Finally, in that oh so special place we all have secreted in the vast expanse of the average urban garden, ‘The Pinery’; keep a genial atmosphere of between 70° and 83° among your fruiting plants. Water them with clear manure water, refraining from syringing those in fruit or flower. Not forgetting that pineapples are thought to grow better from fermenting rotting material beneath than from the use of hot water.

So, lots to do, before you clean your tools and shut up shop for winter, reverting to your welcoming armchairs besides the hearth. Just one last thing mind you. Don’t forget, above all other things, the second spring is coming. That curious moment offered by Mother Nature when all plants burn off the last of their stored food, producing a burst of growth reminiscent of early spring. So perhaps don’t down tools just yet.

-- Guy Deakins

April Garden Projects

April is the month when our thoughts turn towards the garden. It’s easy to be overwhelmed at the size of the task ahead but the simple solution is here...

What you need is a project, one which can be achieved in a morning or an afternoon and which improves a few square metres. You’ll feel you’ve achieved something wonderful and if you break the whole garden into a series of small projects it suddenly appears more manageable. Here are three to get you started...



Strawberry Pots
You don’t need a huge patch to enjoy growing strawberries. Plant a few in pots as a treat. Buy young, rich green plants certified virus free. Plant 3-4 to a 12 inch (30cm) clay pot. The crowns (where shoots meet roots) should be level with the compost surface. Water them in and stand in the shelter of a house wall. If you have a greenhouse or a cold frame they will establish more quickly and fruit earlier.
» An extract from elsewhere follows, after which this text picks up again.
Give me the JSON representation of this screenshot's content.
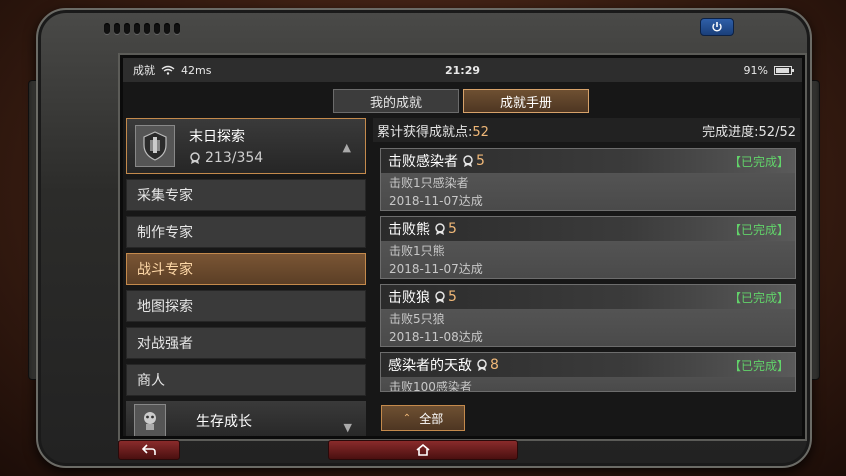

Pinch off any runners (slender, horizontal stems) which form.


Seating
Don’t forget an all-weather seat so you can sit and contemplate all your hard work over a cup of tea or a nip of something stronger. Teak from renewable resources is fantastic but cast iron or aluminium is good though you’ll need a cushion to protect your posterior on cold days! Position it in a sunny area. Buy a few flowering daffodils, tulips and pansies and plant them in a pretty pot next to the bench...lovely.

Grass
Lawns always look bedraggled after the winter. Remove dead grass by raking the surface with a wire toothed rake. Improve drainage on heavy soil by spiking it with a garden fork every 6 inches (15cm) or so to a depth of about 4 inches (10cm). Give the fork a good wiggle each time. Sweep sharp sand into the holes with a broom. Then mow the lawn with the blades set on high and remove the clippings. Two weeks later apply a combined weed killer and fertilizer. If you’re lucky it will rain within 24 hours. If not just water it in. Mow weekly to keep the lawn thick and healthy.